WORK ITEM = When a line in the data below includes "screenshot", count it; then give only the total.

Stored data:
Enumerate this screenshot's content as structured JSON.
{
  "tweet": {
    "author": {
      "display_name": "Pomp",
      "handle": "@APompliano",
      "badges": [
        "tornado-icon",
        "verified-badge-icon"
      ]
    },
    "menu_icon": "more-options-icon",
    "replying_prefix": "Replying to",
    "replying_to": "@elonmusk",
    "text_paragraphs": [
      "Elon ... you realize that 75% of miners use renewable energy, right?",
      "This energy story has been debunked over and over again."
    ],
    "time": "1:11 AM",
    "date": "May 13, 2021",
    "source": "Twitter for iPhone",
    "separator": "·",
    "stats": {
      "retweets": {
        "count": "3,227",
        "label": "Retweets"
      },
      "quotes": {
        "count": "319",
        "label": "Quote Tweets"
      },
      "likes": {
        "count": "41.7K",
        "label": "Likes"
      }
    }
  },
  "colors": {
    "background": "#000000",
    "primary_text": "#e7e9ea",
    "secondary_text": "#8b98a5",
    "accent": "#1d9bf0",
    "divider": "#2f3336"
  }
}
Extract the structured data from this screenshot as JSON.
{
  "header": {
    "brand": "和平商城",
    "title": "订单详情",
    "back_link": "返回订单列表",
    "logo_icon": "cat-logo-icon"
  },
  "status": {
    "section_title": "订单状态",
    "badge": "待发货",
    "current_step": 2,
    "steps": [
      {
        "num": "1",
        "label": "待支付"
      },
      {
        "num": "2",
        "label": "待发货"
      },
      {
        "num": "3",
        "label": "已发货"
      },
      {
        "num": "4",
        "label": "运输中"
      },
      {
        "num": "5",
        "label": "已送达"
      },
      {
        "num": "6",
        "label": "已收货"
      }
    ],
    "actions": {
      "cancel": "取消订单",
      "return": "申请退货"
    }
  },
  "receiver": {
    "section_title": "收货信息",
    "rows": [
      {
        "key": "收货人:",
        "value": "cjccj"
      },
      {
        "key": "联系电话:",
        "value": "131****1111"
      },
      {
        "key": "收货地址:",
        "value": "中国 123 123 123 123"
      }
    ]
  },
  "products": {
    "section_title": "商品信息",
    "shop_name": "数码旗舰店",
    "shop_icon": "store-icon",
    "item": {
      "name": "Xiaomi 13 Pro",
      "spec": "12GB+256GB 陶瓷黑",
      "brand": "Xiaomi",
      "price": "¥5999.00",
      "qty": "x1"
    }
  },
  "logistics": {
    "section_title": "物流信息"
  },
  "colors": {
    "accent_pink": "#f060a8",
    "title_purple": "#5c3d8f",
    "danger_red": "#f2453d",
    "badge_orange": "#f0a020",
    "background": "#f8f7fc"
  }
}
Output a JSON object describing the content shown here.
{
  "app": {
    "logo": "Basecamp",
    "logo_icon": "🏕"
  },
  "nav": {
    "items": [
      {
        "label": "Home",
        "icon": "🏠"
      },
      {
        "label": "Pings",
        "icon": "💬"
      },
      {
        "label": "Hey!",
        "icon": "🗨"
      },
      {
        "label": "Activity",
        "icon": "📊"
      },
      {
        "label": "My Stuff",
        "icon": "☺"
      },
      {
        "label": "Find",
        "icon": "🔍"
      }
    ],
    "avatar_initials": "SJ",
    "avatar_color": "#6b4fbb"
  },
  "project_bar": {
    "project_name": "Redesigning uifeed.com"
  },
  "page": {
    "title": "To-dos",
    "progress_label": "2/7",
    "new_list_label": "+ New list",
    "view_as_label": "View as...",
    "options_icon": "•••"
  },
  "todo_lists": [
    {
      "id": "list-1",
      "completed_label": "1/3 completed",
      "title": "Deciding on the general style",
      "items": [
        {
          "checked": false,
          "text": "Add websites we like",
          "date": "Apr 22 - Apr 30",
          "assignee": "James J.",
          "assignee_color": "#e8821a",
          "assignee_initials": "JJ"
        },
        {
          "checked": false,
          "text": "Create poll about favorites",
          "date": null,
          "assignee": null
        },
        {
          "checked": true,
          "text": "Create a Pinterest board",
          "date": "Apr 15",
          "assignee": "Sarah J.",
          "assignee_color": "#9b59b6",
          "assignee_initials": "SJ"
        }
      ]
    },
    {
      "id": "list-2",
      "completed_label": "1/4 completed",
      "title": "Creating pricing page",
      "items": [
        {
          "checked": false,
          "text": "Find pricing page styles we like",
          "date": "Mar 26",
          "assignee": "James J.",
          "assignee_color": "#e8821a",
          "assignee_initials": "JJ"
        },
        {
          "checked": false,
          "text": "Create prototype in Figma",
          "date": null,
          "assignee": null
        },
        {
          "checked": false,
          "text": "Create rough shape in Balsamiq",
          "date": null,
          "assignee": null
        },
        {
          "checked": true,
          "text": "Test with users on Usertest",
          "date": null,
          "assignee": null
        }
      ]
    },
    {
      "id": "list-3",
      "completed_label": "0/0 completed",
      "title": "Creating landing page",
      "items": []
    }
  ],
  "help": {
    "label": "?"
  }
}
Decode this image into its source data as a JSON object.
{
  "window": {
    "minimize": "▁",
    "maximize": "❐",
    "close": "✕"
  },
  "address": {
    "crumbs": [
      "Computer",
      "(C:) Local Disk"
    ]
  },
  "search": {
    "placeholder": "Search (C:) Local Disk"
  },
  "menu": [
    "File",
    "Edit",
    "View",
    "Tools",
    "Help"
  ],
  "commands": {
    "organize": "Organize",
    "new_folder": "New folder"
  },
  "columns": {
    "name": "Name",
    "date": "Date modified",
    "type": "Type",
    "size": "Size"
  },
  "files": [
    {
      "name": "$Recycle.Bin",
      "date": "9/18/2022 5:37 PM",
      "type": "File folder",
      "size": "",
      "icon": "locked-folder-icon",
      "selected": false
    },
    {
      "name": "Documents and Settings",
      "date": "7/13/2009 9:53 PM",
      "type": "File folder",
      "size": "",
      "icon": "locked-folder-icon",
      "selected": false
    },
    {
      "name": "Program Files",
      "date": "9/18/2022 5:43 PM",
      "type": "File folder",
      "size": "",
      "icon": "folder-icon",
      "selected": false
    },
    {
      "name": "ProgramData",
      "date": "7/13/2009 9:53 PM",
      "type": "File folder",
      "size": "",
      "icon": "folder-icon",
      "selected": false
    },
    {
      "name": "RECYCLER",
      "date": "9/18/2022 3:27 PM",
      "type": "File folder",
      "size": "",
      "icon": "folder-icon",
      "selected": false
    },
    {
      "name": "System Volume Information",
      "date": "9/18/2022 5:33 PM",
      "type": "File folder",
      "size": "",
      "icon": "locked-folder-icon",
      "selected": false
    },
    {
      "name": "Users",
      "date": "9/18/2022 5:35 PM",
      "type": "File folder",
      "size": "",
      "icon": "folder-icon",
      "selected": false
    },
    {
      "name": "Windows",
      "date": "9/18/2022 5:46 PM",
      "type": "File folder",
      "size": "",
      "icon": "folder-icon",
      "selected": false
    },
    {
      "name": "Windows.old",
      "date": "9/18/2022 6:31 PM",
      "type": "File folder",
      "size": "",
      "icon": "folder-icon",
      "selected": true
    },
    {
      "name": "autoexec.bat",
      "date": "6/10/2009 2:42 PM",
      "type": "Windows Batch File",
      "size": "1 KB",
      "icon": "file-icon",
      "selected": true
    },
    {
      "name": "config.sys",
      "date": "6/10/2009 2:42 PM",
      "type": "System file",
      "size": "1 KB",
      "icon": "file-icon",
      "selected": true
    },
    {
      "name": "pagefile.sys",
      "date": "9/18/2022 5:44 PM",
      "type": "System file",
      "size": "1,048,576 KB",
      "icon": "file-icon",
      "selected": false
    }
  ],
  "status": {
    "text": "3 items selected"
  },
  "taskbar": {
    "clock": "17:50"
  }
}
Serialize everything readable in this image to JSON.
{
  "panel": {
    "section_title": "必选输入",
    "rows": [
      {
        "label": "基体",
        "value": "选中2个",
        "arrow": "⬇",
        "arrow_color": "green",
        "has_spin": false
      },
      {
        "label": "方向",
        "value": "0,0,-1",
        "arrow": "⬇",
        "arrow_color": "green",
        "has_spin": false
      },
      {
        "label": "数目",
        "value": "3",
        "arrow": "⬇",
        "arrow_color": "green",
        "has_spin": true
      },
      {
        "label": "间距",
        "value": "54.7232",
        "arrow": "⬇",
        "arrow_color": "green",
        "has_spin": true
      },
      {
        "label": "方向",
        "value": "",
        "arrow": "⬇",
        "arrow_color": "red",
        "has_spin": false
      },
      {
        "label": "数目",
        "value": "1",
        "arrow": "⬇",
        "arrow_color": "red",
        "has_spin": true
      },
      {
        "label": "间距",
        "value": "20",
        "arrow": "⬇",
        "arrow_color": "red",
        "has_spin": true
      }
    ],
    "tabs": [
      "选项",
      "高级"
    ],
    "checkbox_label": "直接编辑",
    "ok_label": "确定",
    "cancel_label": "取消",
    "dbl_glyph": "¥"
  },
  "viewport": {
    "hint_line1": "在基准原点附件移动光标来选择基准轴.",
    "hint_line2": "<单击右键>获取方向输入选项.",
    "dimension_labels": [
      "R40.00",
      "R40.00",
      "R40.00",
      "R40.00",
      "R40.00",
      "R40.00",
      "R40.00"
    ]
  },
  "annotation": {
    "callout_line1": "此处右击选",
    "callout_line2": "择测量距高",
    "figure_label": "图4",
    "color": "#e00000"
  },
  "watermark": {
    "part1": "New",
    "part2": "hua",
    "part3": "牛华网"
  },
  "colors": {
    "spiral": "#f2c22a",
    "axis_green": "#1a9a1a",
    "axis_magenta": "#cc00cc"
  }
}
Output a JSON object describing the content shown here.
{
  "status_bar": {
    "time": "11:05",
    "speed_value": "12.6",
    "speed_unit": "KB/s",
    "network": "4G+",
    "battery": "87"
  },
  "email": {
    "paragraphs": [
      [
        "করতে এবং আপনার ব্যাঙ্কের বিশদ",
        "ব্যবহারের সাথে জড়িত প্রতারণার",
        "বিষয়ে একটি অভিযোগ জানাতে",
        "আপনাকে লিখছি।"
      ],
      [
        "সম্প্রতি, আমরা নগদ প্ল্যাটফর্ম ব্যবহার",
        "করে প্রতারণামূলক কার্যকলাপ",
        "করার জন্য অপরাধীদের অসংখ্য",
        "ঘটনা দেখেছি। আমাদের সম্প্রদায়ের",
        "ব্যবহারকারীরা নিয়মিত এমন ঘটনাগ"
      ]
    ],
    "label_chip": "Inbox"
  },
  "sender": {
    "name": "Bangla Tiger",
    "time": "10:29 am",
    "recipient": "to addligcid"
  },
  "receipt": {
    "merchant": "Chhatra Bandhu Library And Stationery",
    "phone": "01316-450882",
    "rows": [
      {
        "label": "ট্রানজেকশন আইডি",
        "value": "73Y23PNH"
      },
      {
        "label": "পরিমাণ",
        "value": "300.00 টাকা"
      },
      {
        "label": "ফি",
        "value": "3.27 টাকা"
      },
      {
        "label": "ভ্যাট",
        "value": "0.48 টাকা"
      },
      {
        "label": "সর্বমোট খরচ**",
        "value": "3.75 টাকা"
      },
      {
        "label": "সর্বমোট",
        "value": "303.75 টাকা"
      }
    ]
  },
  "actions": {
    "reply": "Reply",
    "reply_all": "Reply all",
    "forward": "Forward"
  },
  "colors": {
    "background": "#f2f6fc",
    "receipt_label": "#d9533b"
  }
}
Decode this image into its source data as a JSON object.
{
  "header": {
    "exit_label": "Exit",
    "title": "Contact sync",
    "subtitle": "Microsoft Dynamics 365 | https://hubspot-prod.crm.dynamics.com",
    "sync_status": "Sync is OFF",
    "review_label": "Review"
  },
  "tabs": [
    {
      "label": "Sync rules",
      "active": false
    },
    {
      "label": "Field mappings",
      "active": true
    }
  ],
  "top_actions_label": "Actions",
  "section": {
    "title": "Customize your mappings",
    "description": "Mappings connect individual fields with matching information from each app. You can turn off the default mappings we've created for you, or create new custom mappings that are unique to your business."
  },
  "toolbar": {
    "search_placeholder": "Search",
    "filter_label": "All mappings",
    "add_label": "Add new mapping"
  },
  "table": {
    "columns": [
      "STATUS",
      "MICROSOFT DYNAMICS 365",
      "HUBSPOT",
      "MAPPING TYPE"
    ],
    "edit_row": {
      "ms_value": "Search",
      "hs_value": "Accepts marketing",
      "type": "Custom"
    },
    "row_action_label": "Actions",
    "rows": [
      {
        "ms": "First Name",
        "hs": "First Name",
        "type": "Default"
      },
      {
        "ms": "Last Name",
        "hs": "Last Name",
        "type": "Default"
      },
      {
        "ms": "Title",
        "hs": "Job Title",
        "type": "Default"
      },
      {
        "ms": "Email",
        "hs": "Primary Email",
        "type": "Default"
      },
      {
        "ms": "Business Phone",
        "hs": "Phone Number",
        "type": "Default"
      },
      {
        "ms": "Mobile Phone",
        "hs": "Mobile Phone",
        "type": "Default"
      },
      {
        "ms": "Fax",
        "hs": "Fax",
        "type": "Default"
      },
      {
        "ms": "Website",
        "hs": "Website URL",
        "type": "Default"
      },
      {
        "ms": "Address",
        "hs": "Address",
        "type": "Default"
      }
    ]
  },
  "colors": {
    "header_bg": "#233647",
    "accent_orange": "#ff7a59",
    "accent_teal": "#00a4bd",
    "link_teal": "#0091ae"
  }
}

ANSWER FOR THE TASK = 2